DSM disorders overlap … with normality

DSM-5 “Addiction” Swallows Substance Abuse
Psychiatric Times. March 30, 2010
Allen Frances, MD
http://www.psychiatrictimes.com/addiction/dsm5-addiction-swallows-substance-abuse

All the DSM disorders overlap with one another and frequently also with normality.
For example, there is no clear boundary between bipolar and unipolar mood disorder, between anxiety and depression, even between schizophrenic and psychotic mood disorders, and so on throughout all the sections.

Fear Of Fainting, Flight And Cheese

My Age of Anxiety: Fear, Hope, Dread, and the Search for Peace of Mind

Fear Of Fainting, Flight And Cheese: One Man’s ‘Age Of Anxiety’
January 06, 2014
http://www.npr.org/2014/01/06/260152542/fear-of-fainting-flight-and-cheese-one-mans-age-of-anxiety

Atlantic magazine editor Scott Stossel has countless phobias and anxieties — some you’ve heard of, others you probably haven’t.

“There’s a vast encyclopedia of fears and phobias,” he tells Fresh Air’s Terry Gross, “and pretty much any object, experience, situation you can think of, there is someone who has a phobia of it.”

Stossel’s own fears include turophobia, a fear of cheese; asthenophobia, a fear of fainting; and claustrophobia.
His new book, My Age of Anxiety: Fear, Hope, Dread, and the Search for Peace of Mind, is both a memoir and a history of how medicine, philosophy and the pharmaceutical industry have dealt with anxiety.

Emotion: more real than facts

Andrew Solomon: Depression, the secret we share
TED. Oct 2013
http://www.ted.com/talks/andrew_solomon_depression_the_secret_we_share.html

There is no such thing as love without the anticipation of loss. And that specter of dispair can be the engine of intimacy.

There are 3 things people tend to confuse:

  • depression
  • grief
  • sadness

What causes some people to be more resilient than other people?

You don’t think in depression that you’ve put on a grey veil and are seeing the world through the haze of a bad mood. You think that the veil has been taken away, the veil of happiness. And that now you are seeing it truly.

As I unwrapped the picture, I began to cry. And my mother came over and said “Are you crying because of the relatives you never knew?

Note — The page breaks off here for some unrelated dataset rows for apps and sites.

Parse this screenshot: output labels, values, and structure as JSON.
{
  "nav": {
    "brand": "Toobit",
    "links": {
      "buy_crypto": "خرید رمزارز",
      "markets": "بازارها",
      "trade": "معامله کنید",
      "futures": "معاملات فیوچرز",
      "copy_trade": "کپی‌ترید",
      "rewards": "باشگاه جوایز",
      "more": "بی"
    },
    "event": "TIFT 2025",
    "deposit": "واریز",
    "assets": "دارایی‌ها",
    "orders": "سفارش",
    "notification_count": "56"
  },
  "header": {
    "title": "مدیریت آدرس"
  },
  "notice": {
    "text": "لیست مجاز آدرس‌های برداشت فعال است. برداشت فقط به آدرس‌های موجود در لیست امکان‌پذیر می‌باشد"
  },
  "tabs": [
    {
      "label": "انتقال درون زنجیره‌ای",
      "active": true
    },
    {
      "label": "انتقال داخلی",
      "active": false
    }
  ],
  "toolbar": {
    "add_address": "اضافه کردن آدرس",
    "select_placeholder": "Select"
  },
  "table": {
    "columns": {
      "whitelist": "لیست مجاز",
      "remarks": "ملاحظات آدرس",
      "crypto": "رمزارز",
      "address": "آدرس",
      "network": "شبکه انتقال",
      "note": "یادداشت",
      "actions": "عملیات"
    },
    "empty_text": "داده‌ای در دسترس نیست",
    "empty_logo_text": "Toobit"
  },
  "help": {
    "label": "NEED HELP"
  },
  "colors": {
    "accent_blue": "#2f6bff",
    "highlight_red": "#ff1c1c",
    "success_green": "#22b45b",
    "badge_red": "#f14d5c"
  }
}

And I said, “She had the same disease I have.” I’m crying now … It’s not that I’m so sad, but I get overwhelmed …

21:27 That’s all I need now.

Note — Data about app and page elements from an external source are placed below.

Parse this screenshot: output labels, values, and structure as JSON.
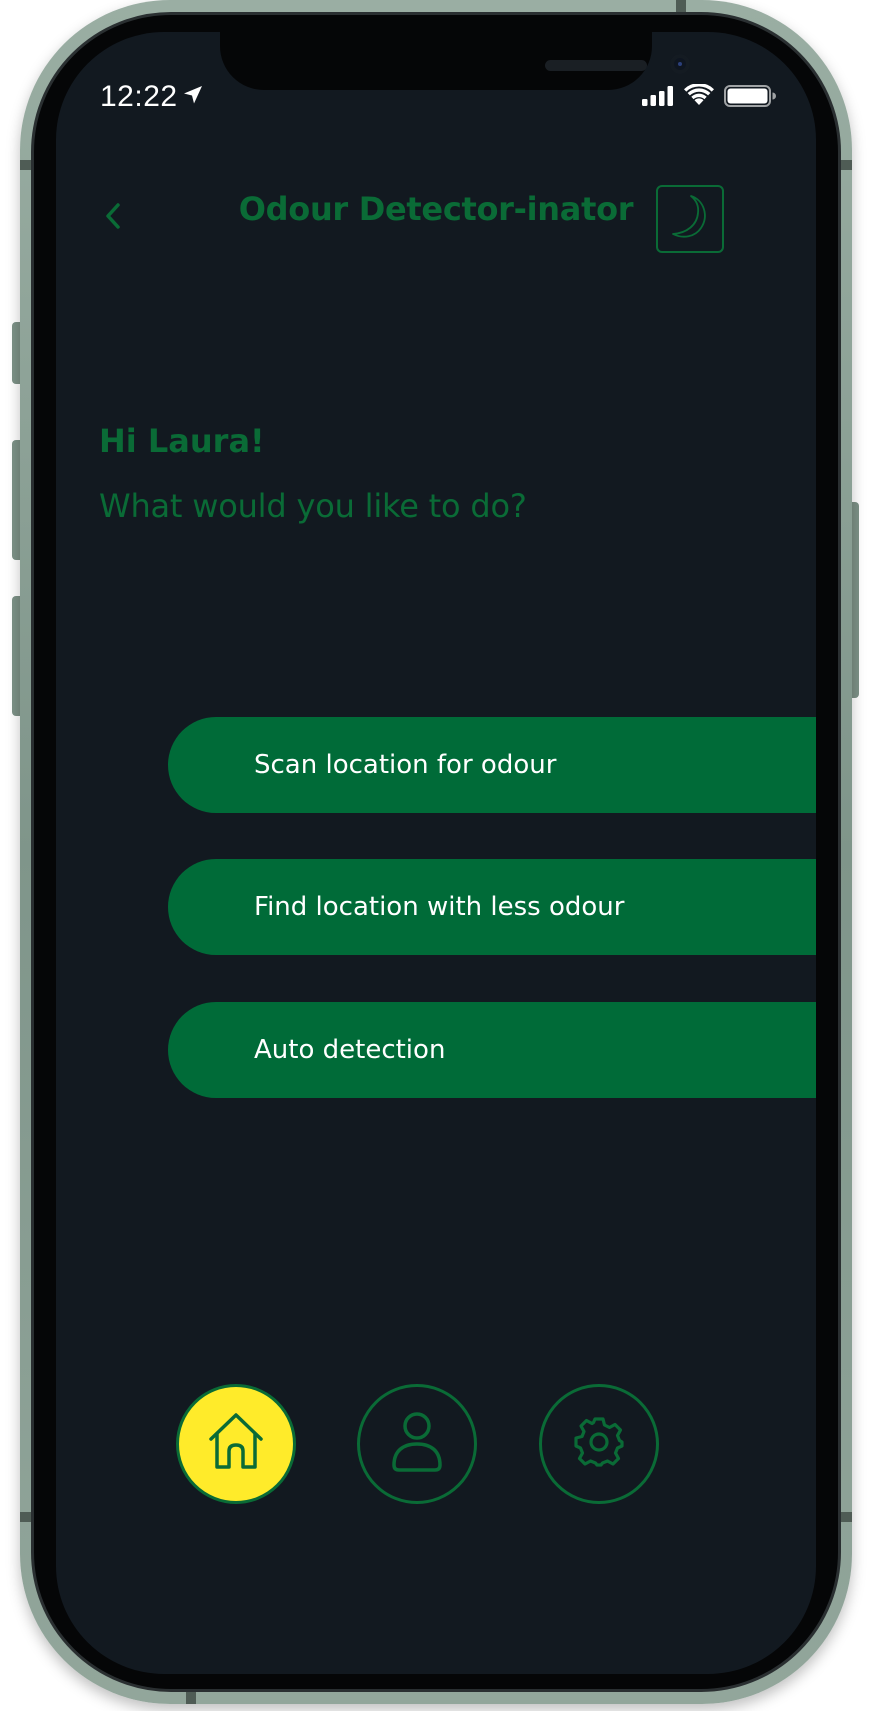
{
  "status_bar": {
    "time": "12:22",
    "location_icon": "location-arrow-icon",
    "signal_icon": "cellular-signal-icon",
    "wifi_icon": "wifi-icon",
    "battery_icon": "battery-icon"
  },
  "header": {
    "title": "Odour Detector-inator",
    "back_icon": "chevron-left-icon",
    "theme_icon": "moon-icon"
  },
  "greeting": {
    "hello": "Hi Laura!",
    "question": "What would you like to do?"
  },
  "actions": [
    {
      "label": "Scan location for odour"
    },
    {
      "label": "Find location with less odour"
    },
    {
      "label": "Auto detection"
    }
  ],
  "bottom_nav": [
    {
      "icon": "home-icon",
      "active": true
    },
    {
      "icon": "user-icon",
      "active": false
    },
    {
      "icon": "gear-icon",
      "active": false
    }
  ],
  "colors": {
    "background": "#121920",
    "accent_green": "#0a6b36",
    "button_green": "#006b38",
    "active_yellow": "#ffeb2a",
    "text_white": "#ffffff"
  }
}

People come over to me and say “I think, though, if I just stick it out for another year, I think I can just get through this.” And I always say to them, “You may get through it, but you’ll never be 37 again.”

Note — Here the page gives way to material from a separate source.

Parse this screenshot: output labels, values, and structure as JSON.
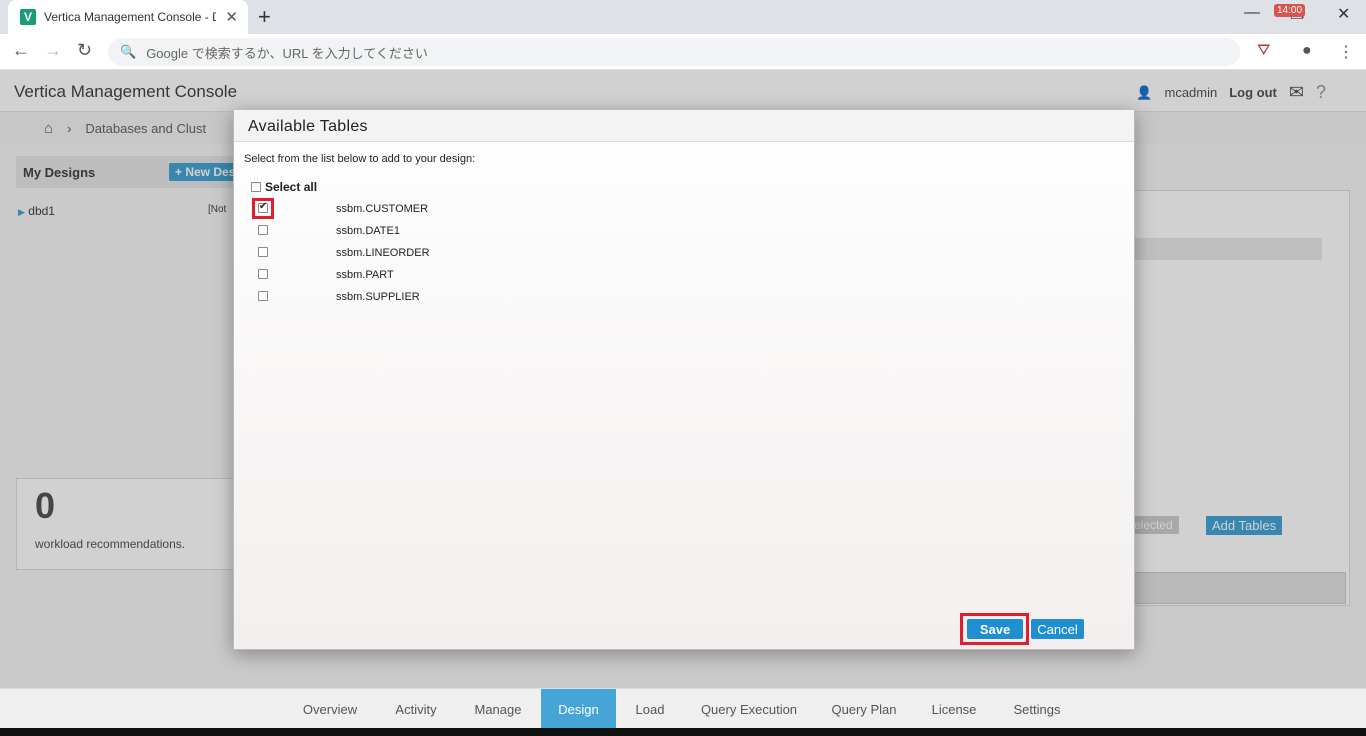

It’s a strange poverty of the English language, and indeed of many other languages, that we use the same word, depression, to describe how a kid feels when it rains on his birthday, and to describe hwo somebody feels the minute before they commit suicide.

What is the mechanism of resilience?
tolerate the fact that …

I have learned in my own depression how big an emotion can be, how it can be more real than facts, …

related:

https://franzcalvo.wordpress.com/2016/06/26/the-j-c-penneys-effect

https://franzcalvo.wordpress.com/2013/06/29/depression-and-socioeconomic-status

https://franzcalvo.wordpress.com/2014/01/08/the-social-animal

Circadian clocks and mood-related behaviors

Circadian clocks and mood-related behaviors
U. Albrecht
http://www.unifr.ch/biochem/assets/files/albrecht/publications/Albrecht2013.pdf
Department of Biology, Unit of Biochemistry, University of Fribourg, Switzerland
http://www.unifr.ch

Circadian Clocks
Series: Handbook of Experimental Pharmacology, Vol. 217. pp. 227-239
Kramer, Achim; Merrow, Martha (Eds.)
Springer-Verlag Berlin Heidelberg 2013
http://www.springer.com/biomed/pharmacology+%26+toxicology/book/978-3-642-25949-4